The Schneider Foundation and Schneider Electric recently announced a partnership with Indonesia's Ministry of Education and Culture (Kemendikbud RI) and the French Ministry of National Education (MENES) to improve the quality and skills of electrical specialists in the country. Supported by a 1.5 million euro (S$2.4 million) grant from the Schneider Foundation, the partnership has set a common goal to develop an international class curriculum and educational system that link the academic world to industry needs, and help prepare over 1,500 Indonesian students to work in the electricity sector every year, from 2018.

The world has established that energy is focal to shaping a sustainable and equitable future, as well as combating poverty and driving human development. While targeted initiatives such as the 2030 Agenda for Sustainable Development and the Paris Agreement drive a universal framework to achieve shared goals and commitments, it is also the responsibility of corporations that have the necessary resources and innovations to make decisions in the direction of clean energy development.

By working with communities, governments and corporations, we have the power to bring safety and security to people, improving productivity and living standards while lessening reliance on fossil fuels for the benefit of our environment. Now more than ever, all players need to work together to empower communities with access to safe, reliable, efficient and sustainable energy, as well as training, that will foster safer and cleaner living environments.

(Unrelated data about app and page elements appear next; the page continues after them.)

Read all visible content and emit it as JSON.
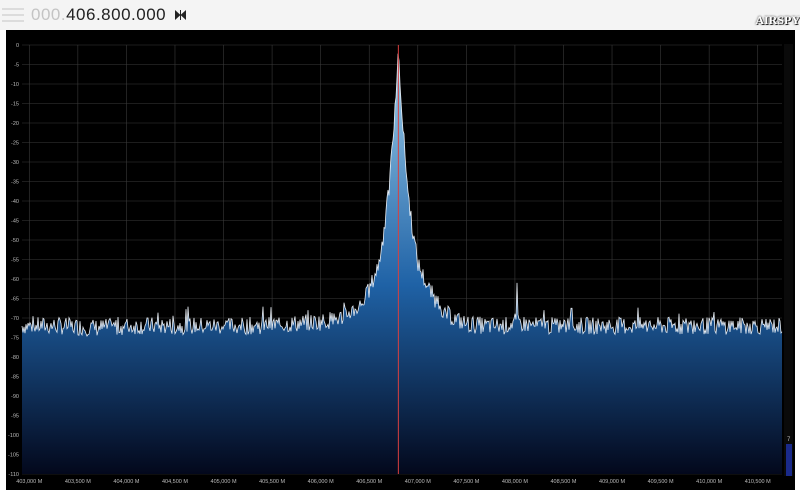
{
  "toolbar": {
    "frequency_prefix": "000.",
    "frequency_main": "406.800.000",
    "brand": "AIRSPY"
  },
  "level_meter": {
    "label": "7"
  },
  "colors": {
    "background": "#000000",
    "grid": "#3a3a3a",
    "trace": "#e8eef5",
    "fill_top": "#9fd0ec",
    "fill_mid": "#1f62a6",
    "fill_bottom": "#03081c",
    "center_line": "#d84040"
  },
  "chart_data": {
    "type": "area",
    "xlabel": "",
    "ylabel": "",
    "x_unit": "MHz",
    "xlim": [
      402.925,
      410.75
    ],
    "ylim": [
      -110,
      0
    ],
    "y_ticks": [
      0,
      -5,
      -10,
      -15,
      -20,
      -25,
      -30,
      -35,
      -40,
      -45,
      -50,
      -55,
      -60,
      -65,
      -70,
      -75,
      -80,
      -85,
      -90,
      -95,
      -100,
      -105,
      -110
    ],
    "y_tick_labels": [
      "0",
      "-5",
      "-10",
      "-15",
      "-20",
      "-25",
      "-30",
      "-35",
      "-40",
      "-45",
      "-50",
      "-55",
      "-60",
      "-65",
      "-70",
      "-75",
      "-80",
      "-85",
      "-90",
      "-95",
      "-100",
      "-105",
      "-110"
    ],
    "x_ticks": [
      403.0,
      403.5,
      404.0,
      404.5,
      405.0,
      405.5,
      406.0,
      406.5,
      407.0,
      407.5,
      408.0,
      408.5,
      409.0,
      409.5,
      410.0,
      410.5
    ],
    "x_tick_labels": [
      "403,000 M",
      "403,500 M",
      "404,000 M",
      "404,500 M",
      "405,000 M",
      "405,500 M",
      "406,000 M",
      "406,500 M",
      "407,000 M",
      "407,500 M",
      "408,000 M",
      "408,500 M",
      "409,000 M",
      "409,500 M",
      "410,000 M",
      "410,500 M"
    ],
    "center_frequency": 406.8,
    "grid": true,
    "noise_floor": -72,
    "series": [
      {
        "x": [
          402.95,
          403.3,
          403.7,
          404.1,
          404.5,
          404.9,
          405.3,
          405.7,
          406.0,
          406.2,
          406.4,
          406.5,
          406.6,
          406.65,
          406.7,
          406.75,
          406.78,
          406.8,
          406.82,
          406.85,
          406.9,
          406.95,
          407.0,
          407.1,
          407.2,
          407.3,
          407.4,
          407.5,
          407.7,
          407.9,
          408.0,
          408.2,
          408.4,
          408.6,
          408.8,
          409.0,
          409.2,
          409.4,
          409.6,
          409.8,
          410.0,
          410.2,
          410.4,
          410.7
        ],
        "y": [
          -72,
          -72,
          -72.5,
          -72,
          -72,
          -72,
          -72,
          -71.5,
          -71,
          -70,
          -67,
          -63,
          -56,
          -48,
          -38,
          -22,
          -12,
          0,
          -12,
          -22,
          -38,
          -48,
          -56,
          -62,
          -66,
          -69,
          -70.5,
          -71.5,
          -72,
          -72,
          -71,
          -72,
          -72,
          -72,
          -72,
          -72,
          -72,
          -72,
          -72,
          -72,
          -72,
          -72,
          -72,
          -72
        ]
      }
    ],
    "spikes": [
      {
        "x": 408.02,
        "y": -61
      },
      {
        "x": 408.3,
        "y": -68
      },
      {
        "x": 408.58,
        "y": -67.5
      },
      {
        "x": 407.42,
        "y": -69
      }
    ]
  }
}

  • The writer is president, East Asia and Japan, at Schneider Electric